As for the ones shown above at the time I was a big Harold Robbins fan. The Carpetbaggers and A Stone For Danny Fisher being my favorites among his novels. I've reread both these books in the years since and they hold up (for me) very well. He was a story teller in the grand tradition but when he got into writing sex books I gave up on him. Places like Midwood and Nightstand were publishing far more interesting and entertaining books with far more realistic stories and characters. I'm serious. Ditto "sex shock" novels like The Chapman Report. Not as much fun as the Midwoods.

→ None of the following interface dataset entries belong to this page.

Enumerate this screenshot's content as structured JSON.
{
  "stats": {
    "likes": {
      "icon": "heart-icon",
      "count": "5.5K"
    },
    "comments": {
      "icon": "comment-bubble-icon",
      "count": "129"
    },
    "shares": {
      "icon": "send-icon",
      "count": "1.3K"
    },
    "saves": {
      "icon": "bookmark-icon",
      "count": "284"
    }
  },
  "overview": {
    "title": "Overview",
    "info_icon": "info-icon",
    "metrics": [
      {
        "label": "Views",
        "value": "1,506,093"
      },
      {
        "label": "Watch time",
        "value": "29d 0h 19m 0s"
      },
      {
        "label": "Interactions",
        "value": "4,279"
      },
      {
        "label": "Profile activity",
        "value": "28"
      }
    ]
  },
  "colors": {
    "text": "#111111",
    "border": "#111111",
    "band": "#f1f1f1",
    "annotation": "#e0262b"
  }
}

Rona Jaffe was an excellent storyteller and a talented observer of life in New York City. I know a number of female novelists who credit The Best Of Everything as being an important novel in the creation of feminist literature. I read many of her books over the years. She was very good.

I always preferred Irving Wallace to Sidney Sheldon. Wallace was the better novelist, storyteller and observer. Sheldon's stuff was so over the top it got boring after about thirty pages.

Jacqueline Susann was one of the nastiest people I ever saw on TV so I had no interest in reading her books, the godmother to Ann Coulter and Michelle Malkin sans politics. Her perpetual self-promotion was her least irritating trait if that tells you anything. She insisted she wrote her books herself which I never believed.

Nothing Arthur Hailey wrote ever interested me.

One name missing here is Herman Wouk. My high school friend Steve Schwartz recommended Marjorie Morningstar as a way to learn about certain kinds of Jewish life. I was dating a Jewish girl at the time as well. Her mother kept raving about it. Hell of a good solid serious fascinating novel. I liked Youngblood Hawk and a few others by Wouk too. He was in the tradition of popular novelists who really had something to say about how we lived such as Jerome Weidman. I wish we had novelists like those today.

For me Peyton Place remains my favorite best seller of all-time. It came damned close to being real literature far more than the sudsy Gone With The Wind. I reread it every few years and it never lets me down. I just wish poor Grace Metalious' had played out more happily. Another name that should appear here is Maritta Wolff. Her Whistle Stop is well in league with Peyton Place. Popular but serious and lasting fiction.